20:32My brother - I do not only pardon him, but honour and love him as my brother. What a change is here! From the height of prosperity, to thedepth of distress. See the uncertainty of human affairs! Such turns arethey subject to, that the spoke of the wheel which is uppermost now, maysoon be the lowest of all.
20:33Thy brother - Understand, Liveth: for that he enquired after, ver. 32 .
20:34Streets - Or, Markets, &c. places where thou mayest either receive the tribute which I promise to pay thee, or exercise judicatureupon my subjects in case of their refusal. So he made, &c. - He takes nonotice of his blasphemy against God; nor of the injuries which his peoplehad suffered from him.
20:35In the word - ln the name, and by the command of God, whereof doubtless he had informed him. Smite me - So as to wound me, ver. 37 .He speaks what God commanded him, though it was to his own hurt; by whichobedience to God, he secretly reproacheth Ahab's disobedience in a fareasier matter. And this the prophet by God's appointment desires, thatlooking like a wounded soldier, he might have the more free access to theking. Refused - Not out of contempt of God's command, but probably, intenderness to his brother.
20:36Slew him - We cannot judge of the case; this man might be guilty of many other heinous sins unknown to us but known to God; for which, Godmight justly cut him off: which God chose to do upon this occasion, that bythe severity of this punishment of a prophet's disobedience, proceeding frompity to his brother, he might teach Ahab the greatness of his sin, insparing him through foolish pity, whom by the laws of religion, and justice,and prudence, he should have cut of.
20:38With ashes - Or, with a cloath, or band; (as the Hebrew doctors understand the word) whereby he bound up his wound,which probably was in his face; for it was to be made in a conspicuousplace, that it might be visible to Ahab and others.
20:39He said - This relation is a parable; an usual way of instruction in the eastern parts, and most fit for this occasion wherein an obscureprophet was to speak to a great king; impatient of a down - right reproof,and exceeding partial in his own cause. A man - My commander as themanner of expression sheweth.
20:40Thy judgment - Thy sentence; thou must perform the condition.Either suffer the one, or do the other.
20:42Thy life - What was the great sin of Ahab in this action, for which God so severely punisheth him?
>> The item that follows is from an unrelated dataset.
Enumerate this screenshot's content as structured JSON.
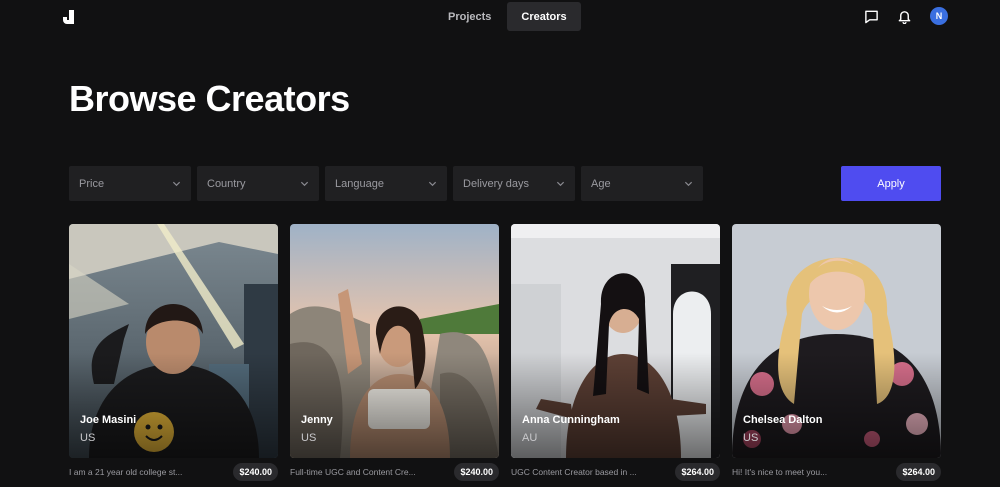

The great dishonour herebydone to God, in suffering so horrid a blasphemer, to go unpunished, whichwas contrary to an express law, Leviticus 24:16 . And God had deliveredhim into Ahab's hand, for his blasphemy, as he promised to do,ver. 28 , by which act of his providence, compared with that law, itwas most evident, that this man was appointed by God to destruction, butAhab was so far from punishing this blasphemer, that he doth not somuch as rebuke him, but dismisseth him upon easy terms, and takes notthe least care for the reparation of God's honour, and the people werepunished for their own sins, which were many, and great; though God tookthis occasion to inflict it.